A team of researchers at Washington University is developing devices to detect the virus that causes COVID-19 in the air.
Macy Sprunger, a graduate student in Meredith Jackrel’s lab in the Department of Chemistry in Arts & Sciences at Washington University in St. Louis, won a three-year $136,560 National Research Service Award from the National Institute of Neurological Disorders and Stroke of the National Institutes of Health (NIH). Such fellowships support predoctoral students conducting research in scientific health-related fields.
Michael Nowak, research professor of physics in Arts & Sciences, is co-author of a study in The Astrophysical Journal Letters that shares unprecedented observations of the black hole in the galaxy M87.
John E. McCarthy, the Spencer T. Olin Professor of Mathematics and chair of mathematics and statistics in Arts & Sciences, received a five-year $450,000 grant from the National Science Foundation to develop new tools to deal with complexity in the design of systems like those used in automatic pilots and self-driving cars.
Abhinav Jha, assistant professor at the McKelvey School of Engineering, has received a four-year $1.83 million grant from the National Institutes of Health (NIH). He will develop a new framework to evaluate quantitative imaging methods and help doctors make better decisions.
Zachariah Reagh, assistant professor of psychological and brain sciences in Arts & Sciences, has been named a “Rising Star” by the Association for Psychological Sciences.
Two Washington University scientists are reconstructing past climate and cultural shifts in the Peruvian Andes. Today, such high-altitude parts of the tropics are warming faster than the rest of the globe.

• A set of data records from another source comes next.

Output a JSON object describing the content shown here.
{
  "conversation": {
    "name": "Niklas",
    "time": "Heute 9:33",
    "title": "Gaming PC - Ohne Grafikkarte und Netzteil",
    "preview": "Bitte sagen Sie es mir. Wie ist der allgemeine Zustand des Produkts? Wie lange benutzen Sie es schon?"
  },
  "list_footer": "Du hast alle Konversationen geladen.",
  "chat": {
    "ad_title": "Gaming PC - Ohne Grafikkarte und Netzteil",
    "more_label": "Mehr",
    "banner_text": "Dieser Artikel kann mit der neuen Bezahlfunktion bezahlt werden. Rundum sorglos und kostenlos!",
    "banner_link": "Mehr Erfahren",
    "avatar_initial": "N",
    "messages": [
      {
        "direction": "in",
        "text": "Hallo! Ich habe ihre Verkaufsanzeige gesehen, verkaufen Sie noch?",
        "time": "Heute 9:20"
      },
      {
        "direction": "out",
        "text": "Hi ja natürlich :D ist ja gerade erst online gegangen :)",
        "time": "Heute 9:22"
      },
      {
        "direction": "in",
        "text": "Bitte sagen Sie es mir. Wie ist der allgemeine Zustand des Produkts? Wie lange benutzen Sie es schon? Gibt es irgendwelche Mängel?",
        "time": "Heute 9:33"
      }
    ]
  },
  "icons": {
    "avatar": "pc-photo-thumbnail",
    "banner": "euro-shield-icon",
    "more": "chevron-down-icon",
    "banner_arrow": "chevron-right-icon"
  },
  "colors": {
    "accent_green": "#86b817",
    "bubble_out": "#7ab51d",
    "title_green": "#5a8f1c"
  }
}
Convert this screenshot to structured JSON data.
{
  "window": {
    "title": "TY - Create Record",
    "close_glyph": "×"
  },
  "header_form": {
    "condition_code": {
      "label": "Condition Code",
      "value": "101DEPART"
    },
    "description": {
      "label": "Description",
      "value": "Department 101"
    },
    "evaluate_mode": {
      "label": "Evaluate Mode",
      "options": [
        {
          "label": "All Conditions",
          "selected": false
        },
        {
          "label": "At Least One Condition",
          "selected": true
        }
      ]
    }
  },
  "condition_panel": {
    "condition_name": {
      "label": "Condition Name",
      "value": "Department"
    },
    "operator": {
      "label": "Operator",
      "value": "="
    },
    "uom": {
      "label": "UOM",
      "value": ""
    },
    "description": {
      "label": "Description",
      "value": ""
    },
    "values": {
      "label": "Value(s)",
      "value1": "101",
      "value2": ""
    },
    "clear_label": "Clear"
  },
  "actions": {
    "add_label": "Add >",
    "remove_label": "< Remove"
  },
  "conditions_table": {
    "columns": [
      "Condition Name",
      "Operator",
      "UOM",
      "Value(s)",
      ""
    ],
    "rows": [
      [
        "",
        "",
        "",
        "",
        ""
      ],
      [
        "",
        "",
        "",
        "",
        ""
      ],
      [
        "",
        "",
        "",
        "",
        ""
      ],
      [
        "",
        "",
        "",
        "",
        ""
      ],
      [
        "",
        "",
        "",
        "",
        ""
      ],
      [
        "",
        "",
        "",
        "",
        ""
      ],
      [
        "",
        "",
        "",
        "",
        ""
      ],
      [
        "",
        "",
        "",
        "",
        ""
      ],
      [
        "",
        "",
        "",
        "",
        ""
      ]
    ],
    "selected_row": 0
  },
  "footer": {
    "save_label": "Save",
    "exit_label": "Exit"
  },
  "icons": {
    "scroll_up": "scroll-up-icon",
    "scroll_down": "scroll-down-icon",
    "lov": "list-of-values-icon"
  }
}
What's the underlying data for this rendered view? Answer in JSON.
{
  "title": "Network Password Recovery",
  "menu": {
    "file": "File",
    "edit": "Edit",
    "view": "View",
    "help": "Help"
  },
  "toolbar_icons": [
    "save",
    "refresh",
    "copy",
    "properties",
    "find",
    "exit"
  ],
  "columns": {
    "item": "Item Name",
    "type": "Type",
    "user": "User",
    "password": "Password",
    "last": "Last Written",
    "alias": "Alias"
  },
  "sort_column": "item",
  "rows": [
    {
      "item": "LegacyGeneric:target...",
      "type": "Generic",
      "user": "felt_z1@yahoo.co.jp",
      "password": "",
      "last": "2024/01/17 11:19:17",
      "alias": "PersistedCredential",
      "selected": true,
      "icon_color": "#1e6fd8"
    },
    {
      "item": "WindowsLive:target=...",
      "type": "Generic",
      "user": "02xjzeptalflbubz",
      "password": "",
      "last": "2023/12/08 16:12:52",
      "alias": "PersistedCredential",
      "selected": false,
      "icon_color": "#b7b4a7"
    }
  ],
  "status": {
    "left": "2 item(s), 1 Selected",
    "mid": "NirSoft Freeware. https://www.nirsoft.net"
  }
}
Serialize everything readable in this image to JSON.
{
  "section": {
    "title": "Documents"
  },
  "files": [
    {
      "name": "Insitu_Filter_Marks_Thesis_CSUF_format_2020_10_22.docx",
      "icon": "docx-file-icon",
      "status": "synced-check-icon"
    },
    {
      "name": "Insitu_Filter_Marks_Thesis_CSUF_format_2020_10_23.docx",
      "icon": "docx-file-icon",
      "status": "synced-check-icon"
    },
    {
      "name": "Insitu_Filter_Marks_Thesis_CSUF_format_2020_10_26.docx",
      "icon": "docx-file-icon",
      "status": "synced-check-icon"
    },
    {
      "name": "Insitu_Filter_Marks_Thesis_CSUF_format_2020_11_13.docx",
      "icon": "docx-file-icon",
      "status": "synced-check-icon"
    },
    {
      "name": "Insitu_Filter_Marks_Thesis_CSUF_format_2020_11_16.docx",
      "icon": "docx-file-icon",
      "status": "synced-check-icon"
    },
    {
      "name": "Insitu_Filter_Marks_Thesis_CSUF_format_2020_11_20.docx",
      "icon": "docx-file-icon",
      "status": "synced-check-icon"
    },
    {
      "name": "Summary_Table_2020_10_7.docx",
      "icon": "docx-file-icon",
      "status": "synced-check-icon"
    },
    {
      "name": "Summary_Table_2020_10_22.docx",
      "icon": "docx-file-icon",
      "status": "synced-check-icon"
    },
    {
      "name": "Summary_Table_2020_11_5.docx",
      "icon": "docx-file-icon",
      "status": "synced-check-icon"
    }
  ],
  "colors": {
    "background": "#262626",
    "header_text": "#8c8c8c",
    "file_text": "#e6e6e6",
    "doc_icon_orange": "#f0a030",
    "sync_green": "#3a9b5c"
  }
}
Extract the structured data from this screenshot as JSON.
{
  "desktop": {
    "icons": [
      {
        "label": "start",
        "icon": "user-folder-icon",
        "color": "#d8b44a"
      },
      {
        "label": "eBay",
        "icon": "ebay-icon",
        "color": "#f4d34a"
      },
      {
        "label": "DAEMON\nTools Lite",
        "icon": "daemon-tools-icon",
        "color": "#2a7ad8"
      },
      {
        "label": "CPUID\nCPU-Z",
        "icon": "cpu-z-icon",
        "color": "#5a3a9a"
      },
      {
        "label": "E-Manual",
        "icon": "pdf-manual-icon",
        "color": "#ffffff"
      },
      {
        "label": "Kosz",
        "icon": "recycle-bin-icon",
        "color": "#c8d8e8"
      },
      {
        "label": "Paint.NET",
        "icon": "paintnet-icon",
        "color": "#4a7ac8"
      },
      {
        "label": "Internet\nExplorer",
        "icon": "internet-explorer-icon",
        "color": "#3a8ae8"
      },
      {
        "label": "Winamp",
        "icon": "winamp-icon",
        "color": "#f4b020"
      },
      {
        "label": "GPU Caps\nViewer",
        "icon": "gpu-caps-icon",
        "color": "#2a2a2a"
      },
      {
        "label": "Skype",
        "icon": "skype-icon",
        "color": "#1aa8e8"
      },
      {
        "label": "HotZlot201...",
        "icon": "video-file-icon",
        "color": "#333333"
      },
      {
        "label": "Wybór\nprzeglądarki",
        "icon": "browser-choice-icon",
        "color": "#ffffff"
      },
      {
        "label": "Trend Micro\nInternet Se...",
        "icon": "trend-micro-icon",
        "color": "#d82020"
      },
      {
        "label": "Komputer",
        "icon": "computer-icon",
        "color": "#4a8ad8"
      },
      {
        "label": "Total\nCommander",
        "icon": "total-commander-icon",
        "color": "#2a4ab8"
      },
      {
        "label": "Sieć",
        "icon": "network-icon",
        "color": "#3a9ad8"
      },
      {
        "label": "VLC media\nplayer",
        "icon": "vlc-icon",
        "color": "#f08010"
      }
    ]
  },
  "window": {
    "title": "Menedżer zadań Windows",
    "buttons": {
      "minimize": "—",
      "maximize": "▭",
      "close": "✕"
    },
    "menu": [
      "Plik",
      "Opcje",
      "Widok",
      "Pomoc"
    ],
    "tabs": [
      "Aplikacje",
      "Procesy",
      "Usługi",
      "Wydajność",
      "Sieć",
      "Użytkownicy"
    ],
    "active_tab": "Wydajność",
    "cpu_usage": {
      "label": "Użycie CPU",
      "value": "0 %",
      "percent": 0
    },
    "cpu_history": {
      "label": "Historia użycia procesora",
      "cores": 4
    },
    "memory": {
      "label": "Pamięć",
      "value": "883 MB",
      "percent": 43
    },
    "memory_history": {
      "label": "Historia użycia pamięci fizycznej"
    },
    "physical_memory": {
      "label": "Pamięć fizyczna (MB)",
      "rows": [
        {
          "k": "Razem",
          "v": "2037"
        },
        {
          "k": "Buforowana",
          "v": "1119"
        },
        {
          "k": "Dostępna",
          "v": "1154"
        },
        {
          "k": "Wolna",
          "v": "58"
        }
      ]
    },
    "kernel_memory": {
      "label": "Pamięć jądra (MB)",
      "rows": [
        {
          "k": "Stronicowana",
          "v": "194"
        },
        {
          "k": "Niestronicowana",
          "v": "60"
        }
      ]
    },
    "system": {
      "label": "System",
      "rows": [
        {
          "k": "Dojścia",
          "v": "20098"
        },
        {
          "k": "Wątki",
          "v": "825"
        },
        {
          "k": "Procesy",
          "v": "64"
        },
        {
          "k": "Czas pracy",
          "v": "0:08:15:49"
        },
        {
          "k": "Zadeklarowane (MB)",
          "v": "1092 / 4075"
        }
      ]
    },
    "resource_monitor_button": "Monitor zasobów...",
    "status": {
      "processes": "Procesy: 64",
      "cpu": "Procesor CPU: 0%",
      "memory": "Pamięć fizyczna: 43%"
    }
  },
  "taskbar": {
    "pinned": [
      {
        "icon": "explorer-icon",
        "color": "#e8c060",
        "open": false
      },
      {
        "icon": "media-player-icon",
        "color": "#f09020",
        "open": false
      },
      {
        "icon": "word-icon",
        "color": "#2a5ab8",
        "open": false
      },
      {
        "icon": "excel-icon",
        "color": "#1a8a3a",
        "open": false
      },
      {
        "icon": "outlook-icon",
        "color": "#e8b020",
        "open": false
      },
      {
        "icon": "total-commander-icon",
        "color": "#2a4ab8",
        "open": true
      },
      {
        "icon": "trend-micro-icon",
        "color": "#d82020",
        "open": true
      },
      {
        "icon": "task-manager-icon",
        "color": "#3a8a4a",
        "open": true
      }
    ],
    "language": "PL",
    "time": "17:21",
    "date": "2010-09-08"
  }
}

What Bronwen Konecky and Sarah Baitzel discover could help predict how this delicate ecosystem might be affected in the future.
The effects of climate change cannot be handled piecemeal, argues Derek Hoeferlin. Managing 21st-century waterways will require coordination on a continental scale — and a foundational understanding of how water shapes our environment.
As we become more reliant on technology that interacts with the physical world — self-driving cars, delivery drones, medical equipment — we need researchers like Ning Zhang to help keep us a step ahead of the hackers.